The event, which began after Bingley Music Live was scrapped, has become a hotly-anticipated date in the calendar.

Last year’s festival, from SSD Concerts, had to be postponed because of the Covid-19 pandemic and this year’s is tipped to take place between Friday, August 6 and Sunday, August 8.

Bingley Weekender filled the void left by Bingley Music Live. 

Back in April 2019 and after weeks of speculation, Bradford Council announced the hugely popular festival would not be running that year.

The Council said at the time that it had taken a “difficult decision” to scrap the festival, which was due to be held in Myrtle Park in late August.

The 2018 event ran at a loss - going £300,000 over budget - and questions about its future were raised after no announcements about the 2019 lineup were made.

It had arguably become the most popular annual event in the district, attracting stellar line-ups and tens of thousands of people to the town each year.

In recent weeks, concerns have been raised with the Telegraph & Argus that they hadn’t heard anything about Bingley Weekender for some time. A statement issued to the Telegraph & Argus said it was hoped it would go ahead, but further clarification would be needed. 

“Bingley Weekender is planning to go ahead this August and we’re keeping abreast of all government guidelines,” said the statement.

It added: “Of course, this is an uncertain time for the live music industry, but we’re hopeful that we’ll be able to deliver a first class weekend of live music for our customers. We are feeling positive but need further clarification which hopefully will come very soon. We will be making a further announcement as soon as we can.”

Meanwhile, Bees Camping, at Bradford & Bingley Sports Club, where the festival is held said on Facebook: “Fingers crossed that after tonight’s trial gig in Liverpool that we get the go ahead to put on Bingley Weekender.”

Thousands of revellers without face coverings danced shoulder-to-shoulder to live music for the first time in more than a year at a pilot music festival last Sunday.

Around 5,000 people packed into Sefton Park in Liverpool for the outdoor gig, which included performances from Blossoms, The Lathums and Liverpool singer-songwriter Zuzu. Everyone had to provide a negative coronavirus test to enter the venue, but they did not have to wear face coverings or follow social distancing rules.

Researchers at the event will examine the movements and behaviour of the crowd as part of the Events Research Programme, which will provide evidence to inform decisions around the removal of social distancing at stage four of the Government’s road map out of lockdown.

The final step - no earlier than June 21 - is when the Government hopes to be in a position to remove all legal limits on social contact. At this point it’s hoped things like nightclubs could re-open and restrictions on large events and performances be eased.  
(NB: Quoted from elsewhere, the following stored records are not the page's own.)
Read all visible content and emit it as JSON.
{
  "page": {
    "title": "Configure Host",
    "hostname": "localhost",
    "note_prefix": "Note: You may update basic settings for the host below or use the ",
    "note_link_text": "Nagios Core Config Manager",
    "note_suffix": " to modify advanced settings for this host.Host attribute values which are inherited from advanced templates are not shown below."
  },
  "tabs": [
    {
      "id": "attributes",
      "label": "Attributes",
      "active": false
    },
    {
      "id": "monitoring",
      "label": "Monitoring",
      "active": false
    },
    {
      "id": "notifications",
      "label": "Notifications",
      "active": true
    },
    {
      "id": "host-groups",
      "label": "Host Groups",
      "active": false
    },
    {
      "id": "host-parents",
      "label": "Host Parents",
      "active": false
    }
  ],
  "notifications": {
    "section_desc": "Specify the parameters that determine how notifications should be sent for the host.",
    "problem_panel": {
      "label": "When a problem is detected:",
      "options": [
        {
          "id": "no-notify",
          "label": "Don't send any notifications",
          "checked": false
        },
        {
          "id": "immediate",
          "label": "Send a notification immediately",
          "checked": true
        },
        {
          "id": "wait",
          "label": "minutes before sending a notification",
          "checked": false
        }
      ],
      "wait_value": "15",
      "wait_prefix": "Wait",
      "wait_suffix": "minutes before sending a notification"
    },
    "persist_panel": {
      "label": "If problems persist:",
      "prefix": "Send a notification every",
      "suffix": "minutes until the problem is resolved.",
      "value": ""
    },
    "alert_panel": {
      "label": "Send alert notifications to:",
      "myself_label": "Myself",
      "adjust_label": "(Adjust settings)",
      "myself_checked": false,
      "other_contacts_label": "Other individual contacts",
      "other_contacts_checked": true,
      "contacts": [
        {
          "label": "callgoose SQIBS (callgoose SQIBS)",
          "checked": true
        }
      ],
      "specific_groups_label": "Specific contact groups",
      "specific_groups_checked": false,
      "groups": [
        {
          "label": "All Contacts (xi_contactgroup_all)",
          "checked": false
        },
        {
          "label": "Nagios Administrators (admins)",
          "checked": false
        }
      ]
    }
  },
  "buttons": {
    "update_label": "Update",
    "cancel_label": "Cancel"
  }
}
This will be subject to the results of the Events Research Programme to test the outcome of pilot events through the spring and summer, like the one in Liverpool, where the use of testing and other techniques will be trialled to cut the infection risk.